ANNECY, France (VN) — When Toms Skujins learned that a video clip was circulating on social media amid accusations that his bicycle contained an illegal motor, his initial reaction was to laugh. After Skujins saw how many times the video had been circulated on Twitter, his sentiment rapidly changed.
“It was hilarious at the beginning. I wasn’t worried because I have nothing to worry about,” Skujins told VeloNews. “When I started seeing how many people looked like they were believing it, then I thought it was sad.”

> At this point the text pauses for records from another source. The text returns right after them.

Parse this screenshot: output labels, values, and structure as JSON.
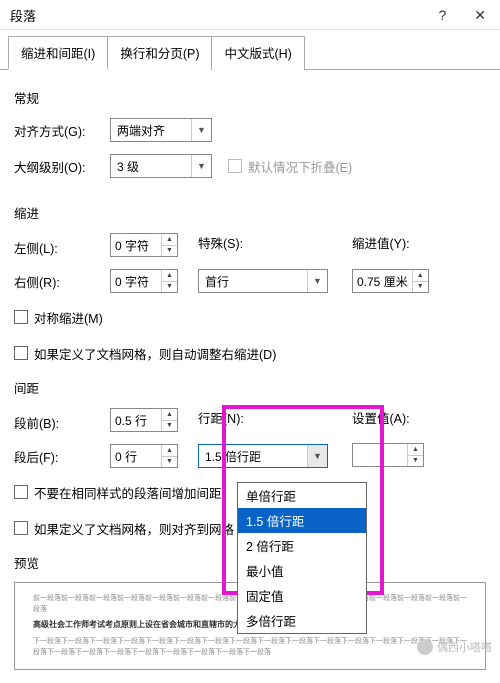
{
  "title": "段落",
  "win": {
    "help": "?",
    "close": "✕"
  },
  "tabs": [
    "缩进和间距(I)",
    "换行和分页(P)",
    "中文版式(H)"
  ],
  "active_tab": 0,
  "sections": {
    "general": "常规",
    "indent": "缩进",
    "spacing": "间距",
    "preview": "预览"
  },
  "general": {
    "align_label": "对齐方式(G):",
    "align_value": "两端对齐",
    "outline_label": "大纲级别(O):",
    "outline_value": "3 级",
    "collapse_label": "默认情况下折叠(E)"
  },
  "indent": {
    "left_label": "左侧(L):",
    "left_value": "0 字符",
    "right_label": "右侧(R):",
    "right_value": "0 字符",
    "special_label": "特殊(S):",
    "special_value": "首行",
    "indval_label": "缩进值(Y):",
    "indval_value": "0.75 厘米",
    "mirror_label": "对称缩进(M)",
    "grid_label": "如果定义了文档网格，则自动调整右缩进(D)"
  },
  "spacing": {
    "before_label": "段前(B):",
    "before_value": "0.5 行",
    "after_label": "段后(F):",
    "after_value": "0 行",
    "line_label": "行距(N):",
    "line_value": "1.5 倍行距",
    "setval_label": "设置值(A):",
    "setval_value": "",
    "nosame_label": "不要在相同样式的段落间增加间距",
    "grid_label": "如果定义了文档网格，则对齐到网格"
  },
  "line_options": [
    "单倍行距",
    "1.5 倍行距",
    "2 倍行距",
    "最小值",
    "固定值",
    "多倍行距"
  ],
  "line_selected": "1.5 倍行距",
  "preview_filler": "前一段落前一段落前一段落前一段落前一段落前一段落前一段落前一段落前一段落前一段落前一段落前一段落前一段落前一段落前一段落前一段落",
  "preview_bold": "高级社会工作师考试考点原则上设在省会城市和直辖市的大、中专院校或高考定点学校。",
  "preview_after": "下一段落下一段落下一段落下一段落下一段落下一段落下一段落下一段落下一段落下一段落下一段落下一段落下一段落下一段落下一段落下一段落下一段落下一段落下一段落下一段落下一段落下一段落下一段落下一段落",
  "watermark": "偶西小嗒嗒"
}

Notice that Skujins said “sad,” and not “angry.” The reaction, Skujins said, was confirmation that cycling fans still expect nefarious activity from professional riders in situations that are opaque or otherwise confusing.
“The only conclusion that a lot of people can make is that somebody is doping again,” Skujins said. “I understand that the sport has been messed up. I just wish people would not just jump to the worst conclusion straightaway.”
The video clip in question emerged after Saturday’s stage 8 from Dreux to Amiens. Skujins was caught in a mass pileup with 17km remaining that also took down Dan Martin (UAE Team Emirates), Tony Martin (Katusha) and others. TV cameras panned across the aftermath of the crash, catching Skujins and the other riders picking themselves off of the pavement.
In one shot Skujins stands holding his bicycle toward the camera, with the rear wheel obscured by the bike frame. As Skujins spins to his right, the camera shows his rear wheel spinning at a fast rate, seemingly on its own.
“Care to explain this?” reads one tweet with a clip of the video.
“Toms Skujins mechanical Doping in TDF2018????! Check it out!” reads the title of a YouTube clip of the video.
“Was he ‘Motordoping’ at the Tour de France? Here is a good link to watch it. Why is his rear wheel spinning?” reads another tweet.
Skujins said that no, he was not riding with an illegal motor. The cameras caught images his wheel spinning, however, they missed images of him turning his cranks with his hands to accelerate the wheel in the seconds before the clip. After he crashed, Skujins said the chain came off of his front chainring. He placed the chain back on the cog and then spun the cranks to get the bike into gear.
“The video where they accused me is where the wheel is already spinning,” Skujins said. “Before that I’ve already used my fingers to put the chain back on the chainring and spun the cranks.”
Wheel was 100% moving before he lifted bike off ground with 2 hands, look at the video. Much ado over nothing. Skujins being badly treated by kangaroo court on twitter pic.twitter.com/U7PTGr3TeT
— colie gorman (@gorman_colin) July 16, 2018
A subsequent video, posted by Velon, appears to validate Skujins’s description of the ordeal. That video was shot by a camera mounted to the saddle of Timo Roosen’s (LottoNL-Jumbo) bicycle. In the video, Skujins can be seen adjusting his chain before elevating his bicycle, turning the cranks, and spinning his rear wheel.
Skujins said he did not argue his case with critics on social media, other than to explain to one person the details of the video.
“Sometimes you need to use common sense in these situations,” he said. “As some people have said on Twitter, this is guys in tinfoil hats making judgments.”